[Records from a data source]
__________

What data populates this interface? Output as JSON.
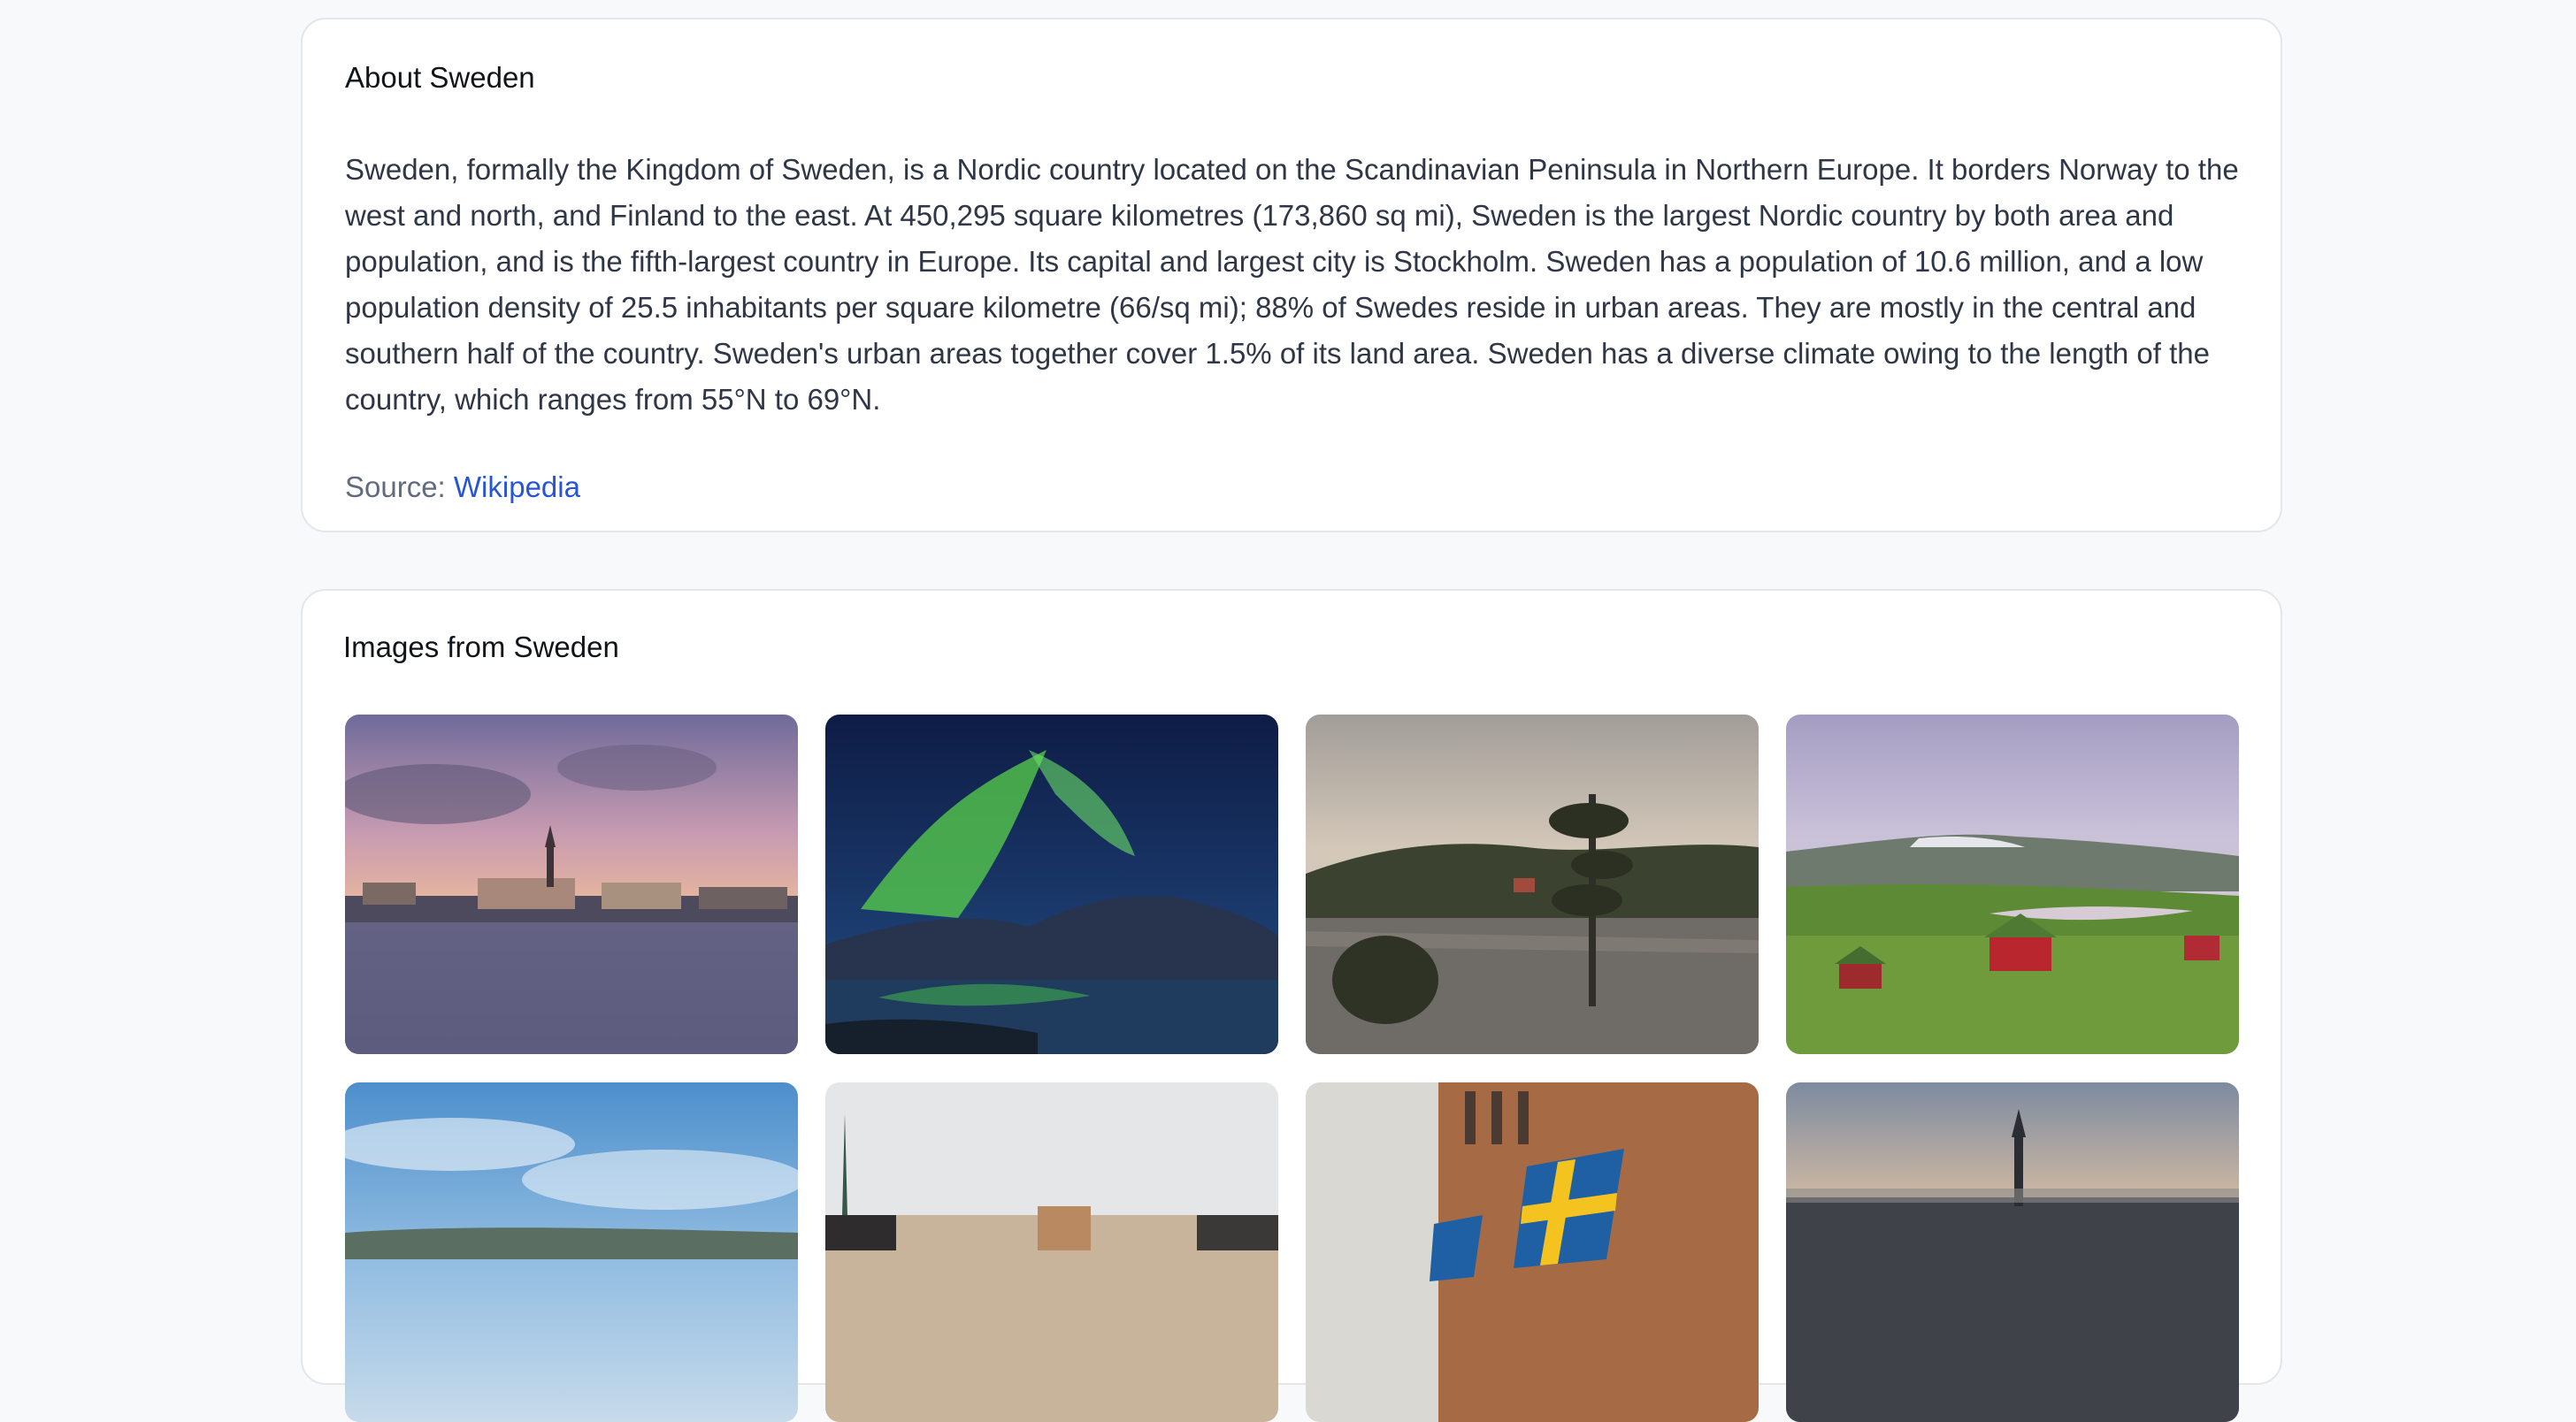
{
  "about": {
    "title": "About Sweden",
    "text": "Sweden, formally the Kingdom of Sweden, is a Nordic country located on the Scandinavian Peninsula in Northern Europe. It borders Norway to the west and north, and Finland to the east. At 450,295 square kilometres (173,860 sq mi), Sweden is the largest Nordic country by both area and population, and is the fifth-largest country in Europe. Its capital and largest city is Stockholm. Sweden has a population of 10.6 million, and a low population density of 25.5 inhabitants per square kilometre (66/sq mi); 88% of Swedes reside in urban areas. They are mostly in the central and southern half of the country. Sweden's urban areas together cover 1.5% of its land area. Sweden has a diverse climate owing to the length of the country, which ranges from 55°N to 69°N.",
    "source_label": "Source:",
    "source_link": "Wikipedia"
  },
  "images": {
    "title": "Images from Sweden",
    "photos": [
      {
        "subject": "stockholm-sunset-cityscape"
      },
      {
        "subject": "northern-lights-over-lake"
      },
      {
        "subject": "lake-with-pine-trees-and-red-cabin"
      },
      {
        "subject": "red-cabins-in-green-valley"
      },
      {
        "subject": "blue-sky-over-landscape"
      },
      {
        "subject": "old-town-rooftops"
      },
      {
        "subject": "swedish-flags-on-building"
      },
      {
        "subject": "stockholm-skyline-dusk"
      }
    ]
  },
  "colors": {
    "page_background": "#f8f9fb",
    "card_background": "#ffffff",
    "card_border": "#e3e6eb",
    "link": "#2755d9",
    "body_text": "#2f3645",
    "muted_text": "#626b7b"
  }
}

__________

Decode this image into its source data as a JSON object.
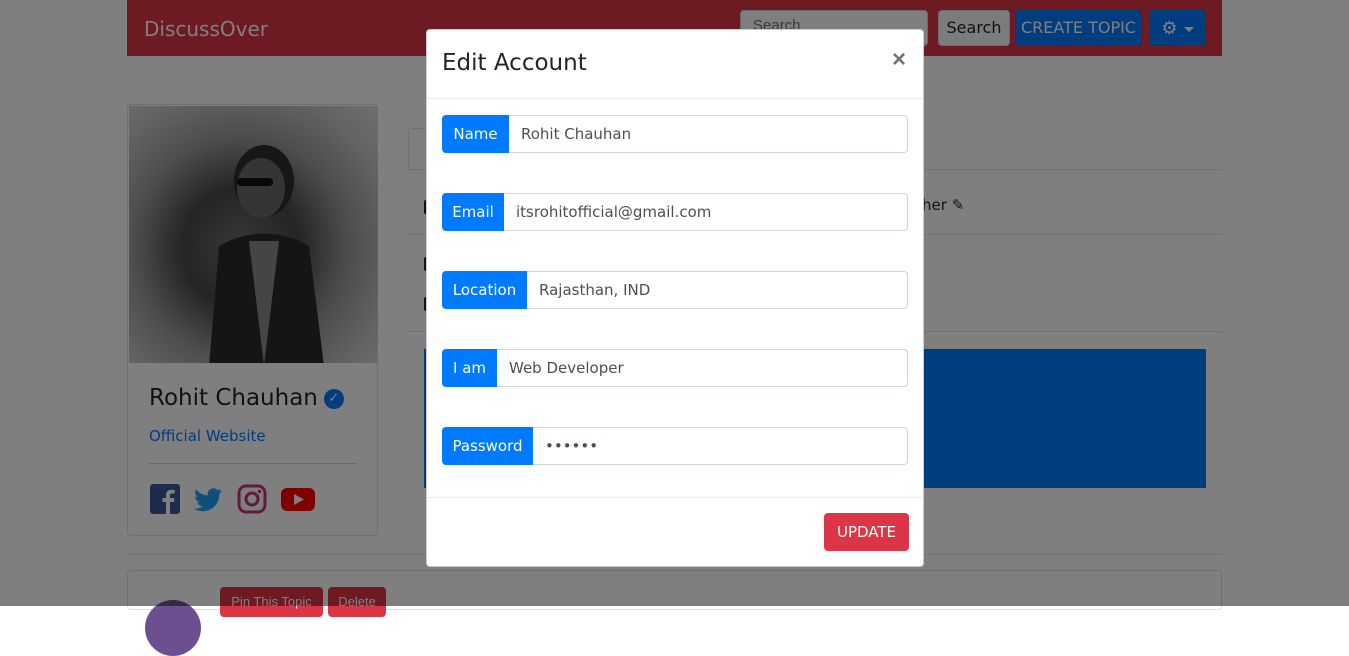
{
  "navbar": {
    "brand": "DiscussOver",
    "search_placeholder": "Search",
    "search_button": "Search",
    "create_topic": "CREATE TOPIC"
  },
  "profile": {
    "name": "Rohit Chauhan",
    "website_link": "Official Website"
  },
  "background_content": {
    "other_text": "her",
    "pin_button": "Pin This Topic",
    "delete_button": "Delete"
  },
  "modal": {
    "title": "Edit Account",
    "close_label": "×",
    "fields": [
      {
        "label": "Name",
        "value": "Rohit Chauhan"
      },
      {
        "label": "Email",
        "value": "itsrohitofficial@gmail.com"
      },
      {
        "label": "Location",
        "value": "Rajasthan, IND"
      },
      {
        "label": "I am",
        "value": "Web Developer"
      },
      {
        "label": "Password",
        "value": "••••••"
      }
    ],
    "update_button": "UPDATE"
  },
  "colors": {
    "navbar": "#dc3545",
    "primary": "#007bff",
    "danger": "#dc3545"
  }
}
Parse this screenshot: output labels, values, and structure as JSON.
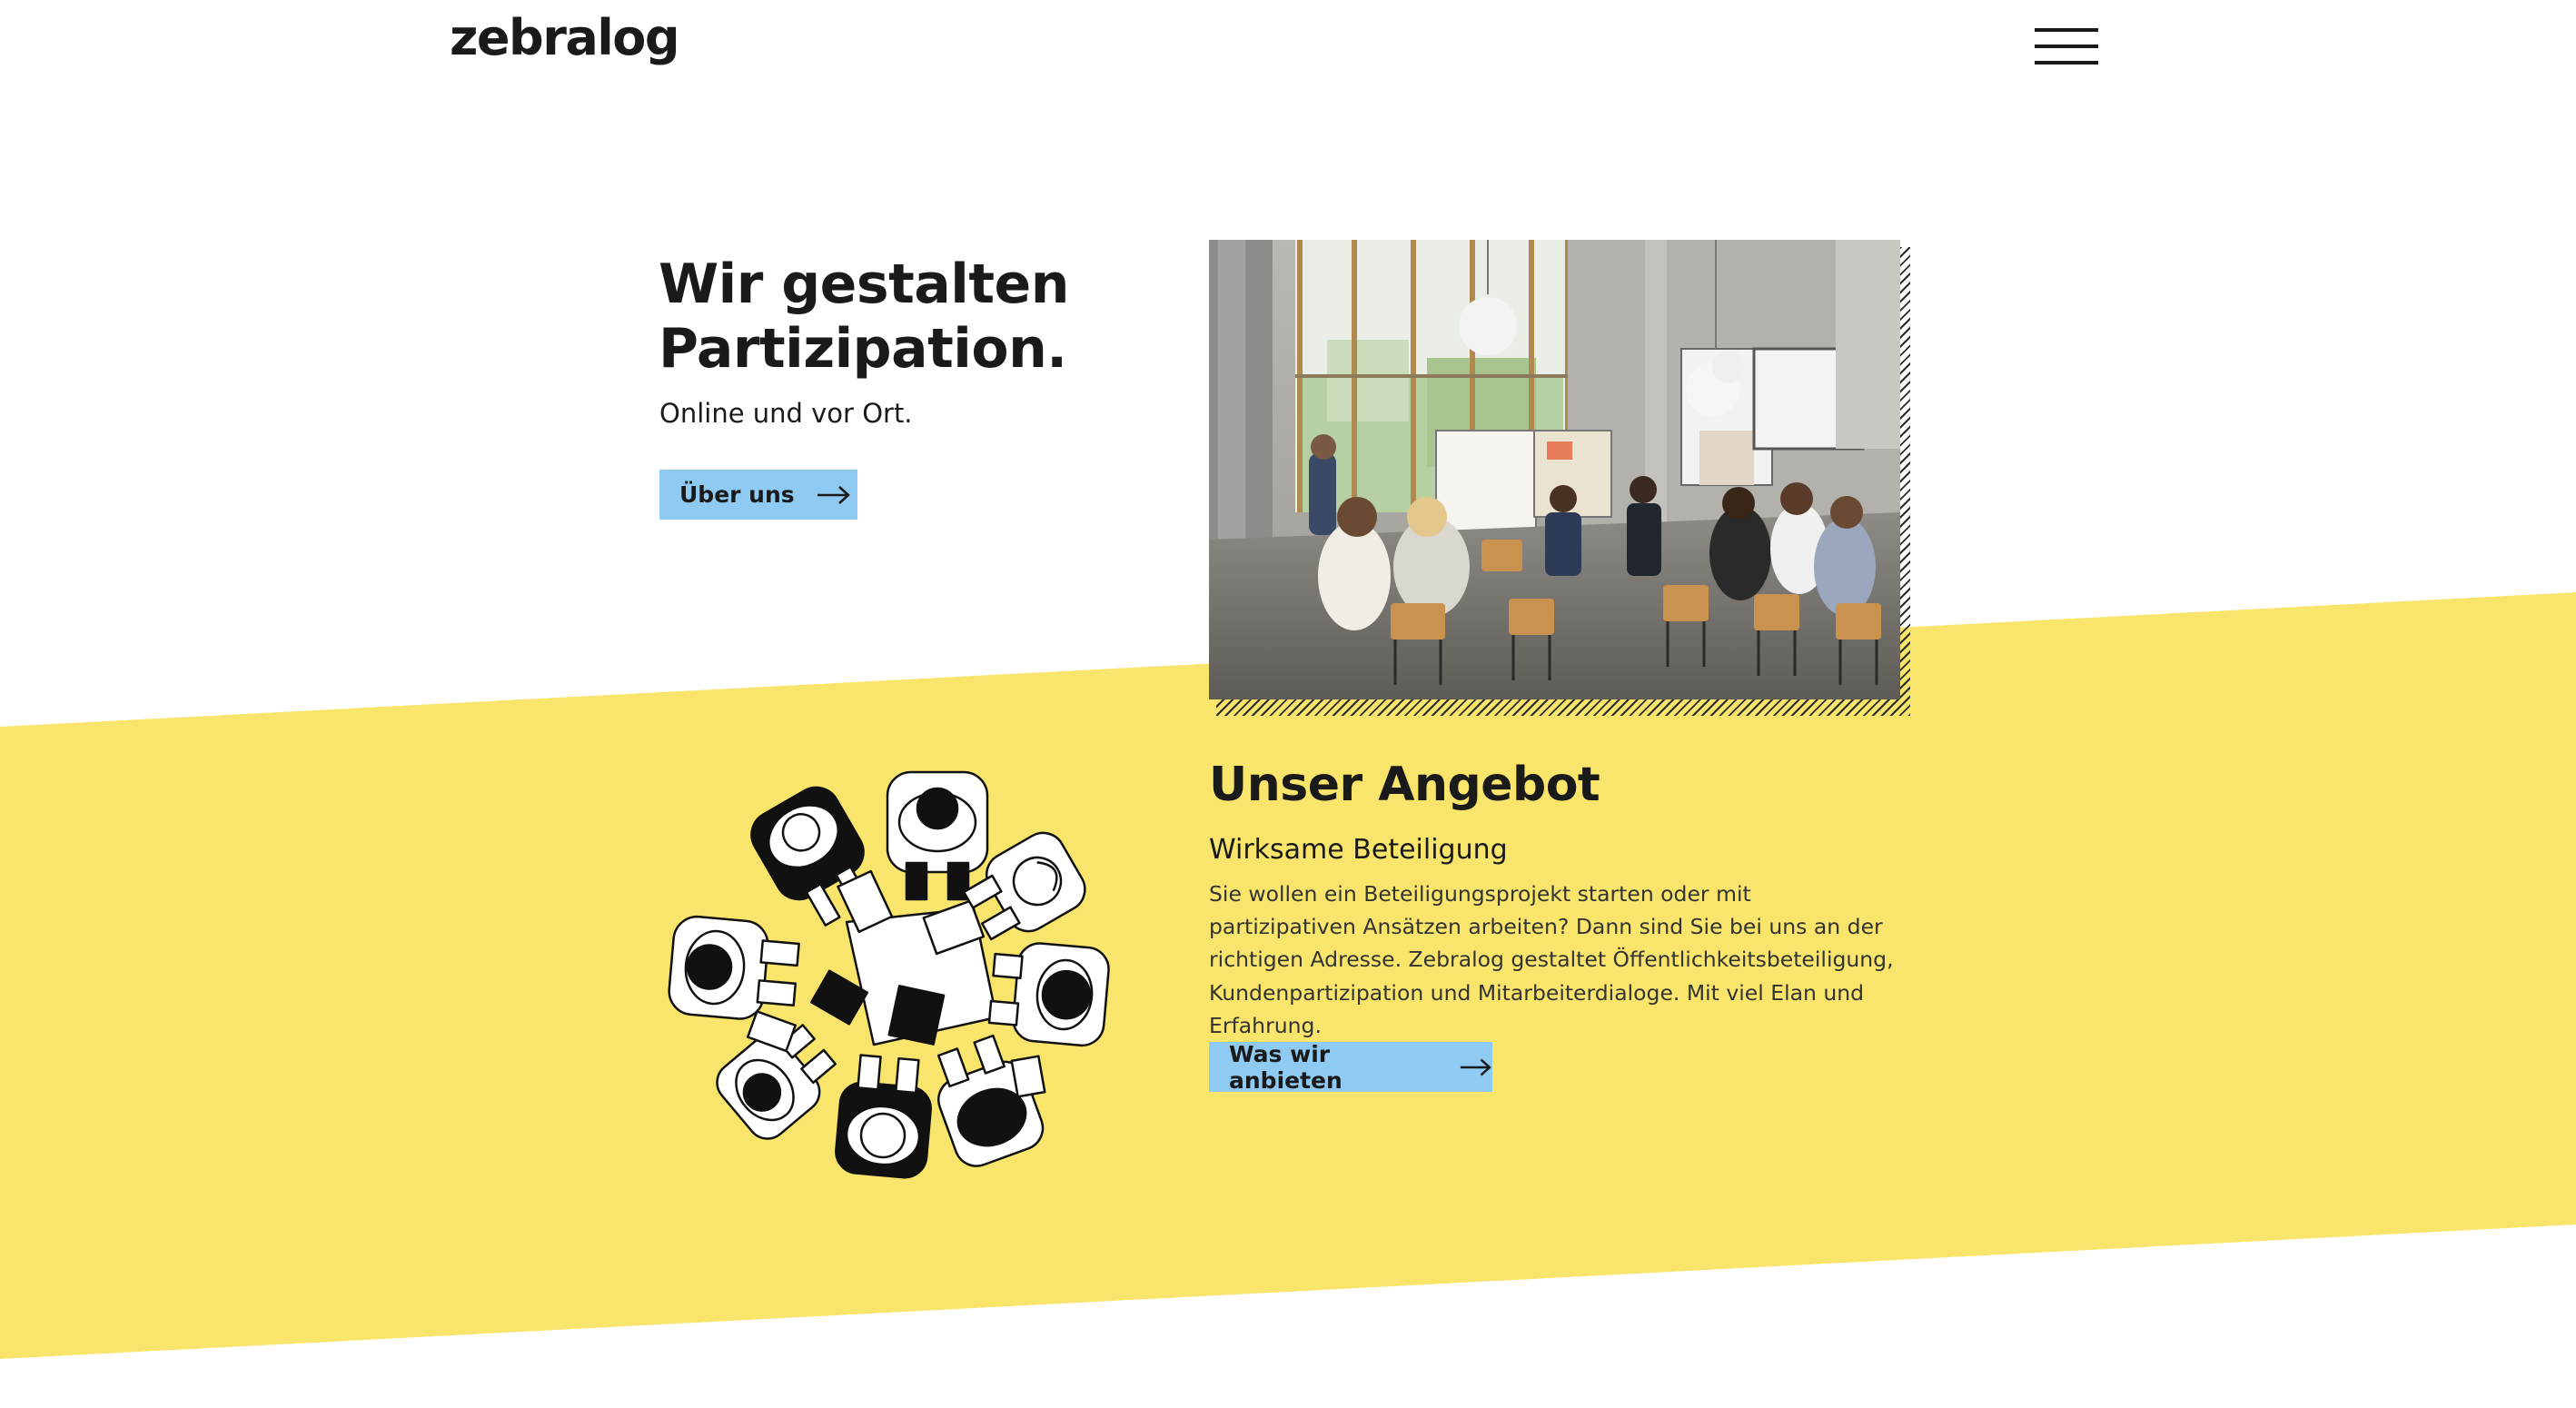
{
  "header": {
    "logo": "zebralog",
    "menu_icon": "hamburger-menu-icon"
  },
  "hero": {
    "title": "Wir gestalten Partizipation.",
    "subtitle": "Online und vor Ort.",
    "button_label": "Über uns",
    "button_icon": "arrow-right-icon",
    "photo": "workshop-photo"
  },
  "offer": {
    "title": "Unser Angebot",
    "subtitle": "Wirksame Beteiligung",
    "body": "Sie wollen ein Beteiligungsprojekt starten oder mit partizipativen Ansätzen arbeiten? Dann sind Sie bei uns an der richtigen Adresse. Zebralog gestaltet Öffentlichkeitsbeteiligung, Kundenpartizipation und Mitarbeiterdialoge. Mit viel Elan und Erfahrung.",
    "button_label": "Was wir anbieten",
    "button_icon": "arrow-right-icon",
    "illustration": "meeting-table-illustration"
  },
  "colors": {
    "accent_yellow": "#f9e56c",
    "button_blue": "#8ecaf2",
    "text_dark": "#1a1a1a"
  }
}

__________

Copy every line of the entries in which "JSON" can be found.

What data populates this interface? Output as JSON.
Decode this image into its source data as a JSON object.
Parse this screenshot: output labels, values, and structure as JSON.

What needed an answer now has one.